At least one doctor in Virginia says he sees “two to three new cases every week,” with most instances in people with no previous food allergies, though some patients do show signs of recovery over time.

Somewhere up there, the guys who founded PETA are laughing their vegan little heads off.

H/T NBC New York


Hypoallergenic Peanuts Are The Future


As a kid no one I knew had a peanut allergy, now it’s one of the leading food allergies among adults and children. You would think it’d be easy to avoid eating anything with peanuts, aka peanut butter, straight up peanuts, etc., but those pesky little legumes can hide in a variety of foods without you even knowing they’re there. While some kids will outgrow their peanut allergies other more severe cases have to live their lives in fear of the killer peanut, but there’s hope.

A hypoallergenic peanut sounds ridiculous, but it would an incredible solution to this potentially deadly allergy. Dr. Jianmei Yu of the North Carolina Agricultural and Technical State University has developed a way to treat roasted peanuts with enzymes that already exist in food processing, thus no genetic modification. The result? A peanut with undetectable levels of allergen Ara h 1 and a 98 percent reduction in allergen Ara h 2.

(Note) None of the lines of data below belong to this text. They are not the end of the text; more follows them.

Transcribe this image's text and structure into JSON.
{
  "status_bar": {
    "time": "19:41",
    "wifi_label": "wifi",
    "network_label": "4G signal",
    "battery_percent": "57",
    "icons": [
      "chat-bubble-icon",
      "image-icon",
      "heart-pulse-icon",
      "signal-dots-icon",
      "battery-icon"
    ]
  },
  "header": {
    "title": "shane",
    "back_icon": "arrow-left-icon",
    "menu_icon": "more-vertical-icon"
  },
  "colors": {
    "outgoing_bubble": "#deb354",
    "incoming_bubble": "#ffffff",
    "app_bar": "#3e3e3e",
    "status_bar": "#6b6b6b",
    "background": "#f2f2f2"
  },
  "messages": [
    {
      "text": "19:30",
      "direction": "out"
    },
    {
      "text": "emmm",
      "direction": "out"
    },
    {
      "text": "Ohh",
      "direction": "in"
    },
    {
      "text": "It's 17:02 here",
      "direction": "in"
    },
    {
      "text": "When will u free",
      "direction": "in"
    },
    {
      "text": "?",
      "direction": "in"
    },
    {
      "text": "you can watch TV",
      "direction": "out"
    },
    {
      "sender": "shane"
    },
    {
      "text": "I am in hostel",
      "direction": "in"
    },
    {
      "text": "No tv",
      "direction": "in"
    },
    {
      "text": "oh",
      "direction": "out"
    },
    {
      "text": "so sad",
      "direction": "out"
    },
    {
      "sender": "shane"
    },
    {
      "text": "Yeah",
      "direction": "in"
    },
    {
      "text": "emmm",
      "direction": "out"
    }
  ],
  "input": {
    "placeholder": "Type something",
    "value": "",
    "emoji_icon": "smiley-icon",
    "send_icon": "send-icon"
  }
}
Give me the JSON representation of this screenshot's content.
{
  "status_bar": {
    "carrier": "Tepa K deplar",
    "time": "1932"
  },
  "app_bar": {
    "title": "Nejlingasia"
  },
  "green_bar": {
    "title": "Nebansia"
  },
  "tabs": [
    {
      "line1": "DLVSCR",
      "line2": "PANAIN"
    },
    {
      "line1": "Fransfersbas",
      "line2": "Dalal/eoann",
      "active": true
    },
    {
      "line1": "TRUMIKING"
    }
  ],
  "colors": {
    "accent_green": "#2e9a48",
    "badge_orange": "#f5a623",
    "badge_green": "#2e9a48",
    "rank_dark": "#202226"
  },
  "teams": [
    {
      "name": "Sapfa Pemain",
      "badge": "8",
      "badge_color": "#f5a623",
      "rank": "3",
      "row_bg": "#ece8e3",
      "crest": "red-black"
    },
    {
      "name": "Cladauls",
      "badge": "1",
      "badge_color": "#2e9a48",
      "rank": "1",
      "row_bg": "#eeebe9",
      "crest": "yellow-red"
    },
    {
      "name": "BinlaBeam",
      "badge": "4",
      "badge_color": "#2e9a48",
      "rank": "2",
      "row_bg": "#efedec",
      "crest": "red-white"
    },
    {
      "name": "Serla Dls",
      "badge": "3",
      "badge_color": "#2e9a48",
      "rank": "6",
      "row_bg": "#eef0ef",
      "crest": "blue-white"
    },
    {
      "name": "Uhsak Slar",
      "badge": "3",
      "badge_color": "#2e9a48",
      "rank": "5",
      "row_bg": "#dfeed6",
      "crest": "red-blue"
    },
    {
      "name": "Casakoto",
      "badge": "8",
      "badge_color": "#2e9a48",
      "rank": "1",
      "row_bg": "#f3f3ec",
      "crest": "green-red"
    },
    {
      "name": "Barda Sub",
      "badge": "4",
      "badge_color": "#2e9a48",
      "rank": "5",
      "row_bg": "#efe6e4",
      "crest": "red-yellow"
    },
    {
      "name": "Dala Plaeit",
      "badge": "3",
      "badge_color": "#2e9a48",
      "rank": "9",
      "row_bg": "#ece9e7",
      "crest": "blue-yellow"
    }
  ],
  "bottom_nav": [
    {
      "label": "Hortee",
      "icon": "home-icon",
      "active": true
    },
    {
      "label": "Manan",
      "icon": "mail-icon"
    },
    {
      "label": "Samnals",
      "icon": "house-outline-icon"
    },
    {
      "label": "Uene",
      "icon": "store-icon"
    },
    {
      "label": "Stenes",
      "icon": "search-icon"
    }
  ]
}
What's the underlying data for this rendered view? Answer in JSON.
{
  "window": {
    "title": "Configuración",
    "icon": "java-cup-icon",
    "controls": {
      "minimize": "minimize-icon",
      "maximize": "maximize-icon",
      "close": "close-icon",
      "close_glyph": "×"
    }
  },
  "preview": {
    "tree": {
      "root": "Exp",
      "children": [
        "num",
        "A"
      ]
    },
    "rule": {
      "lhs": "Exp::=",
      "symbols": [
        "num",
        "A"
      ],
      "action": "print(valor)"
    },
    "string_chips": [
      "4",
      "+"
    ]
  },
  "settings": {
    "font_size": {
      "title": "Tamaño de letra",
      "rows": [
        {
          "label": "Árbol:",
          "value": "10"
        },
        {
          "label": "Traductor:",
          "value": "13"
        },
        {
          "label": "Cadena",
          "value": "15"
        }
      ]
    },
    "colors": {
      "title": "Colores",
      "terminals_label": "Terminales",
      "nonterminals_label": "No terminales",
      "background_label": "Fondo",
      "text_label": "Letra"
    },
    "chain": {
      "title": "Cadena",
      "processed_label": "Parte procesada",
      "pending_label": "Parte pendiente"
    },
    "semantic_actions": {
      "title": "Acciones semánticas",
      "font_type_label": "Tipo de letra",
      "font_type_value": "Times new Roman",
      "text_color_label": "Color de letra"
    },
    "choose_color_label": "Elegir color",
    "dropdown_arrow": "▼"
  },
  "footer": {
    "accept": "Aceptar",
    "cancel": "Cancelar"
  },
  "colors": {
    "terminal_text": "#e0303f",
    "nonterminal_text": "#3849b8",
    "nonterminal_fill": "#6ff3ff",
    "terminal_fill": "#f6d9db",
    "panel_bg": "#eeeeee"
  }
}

More importantly, how do the peanuts taste? According to Dr. Yu they taste just like ordinary roasted peanuts and has high hopes that these treated peanuts can be used for flours and other food products allowing for safer consumption by people with allergies. Allergy-free peanut butter maybe?

Yu also hopes these innovative peanuts can be utilized by doctors for exposure therapy, which has been known to alter DNA in patients who become allergy-free from the therapy. Isn’t science awesome?


H/T First We Feast + PicThx Alex Cequera


New Android App Helps Fast Food Consumers Avoid Common Allergens

Hold The Allergen Android Application App

Android allergics rejoice! Hold The Allergen (HTA), a new application just released on the Android Market, helps allergy-ridden eaters decide which fast-food menu items to eat or NOT to eat based on the product’s ingredients.

If you have ever tried looking up ingredients or nutritional information on that hidden back wall of a fast-food/fast-casual restaurant, you know it can become pretty tiresome in a hurry. This application attempts to relieve that annoyance by putting ingredient information in the palm of your hand, allowing consumers to make quicker and safer eating decisions on the fly.

Currently HTA has nutritional information for seven popular national fast-food/fast-casual restaurant chains including Burger King, Carl’s Jr, Chipotle, Domino’s, Five Guys, Jack In The Box and Subway. All of the staple menu items of the aforementioned brands seem to be available, but I did notice that brand new items, like Burger King’s Ranch Crispy Chicken Wrap or Jack In The Box’s Chipotle Chicken Club, were not listed.

It is still unknown how fast the application will update with new menu items, which will be crucial since the chosen restaurants implement dozens of new products every year. Seven restaurants is a decent start, but there are numerous more to be added if HTA wants to be considered a comprehensive resource. McDonald’s, Taco Bell, Panda Express, In-N-Out to name a few of the chains we’d love to see added to the application.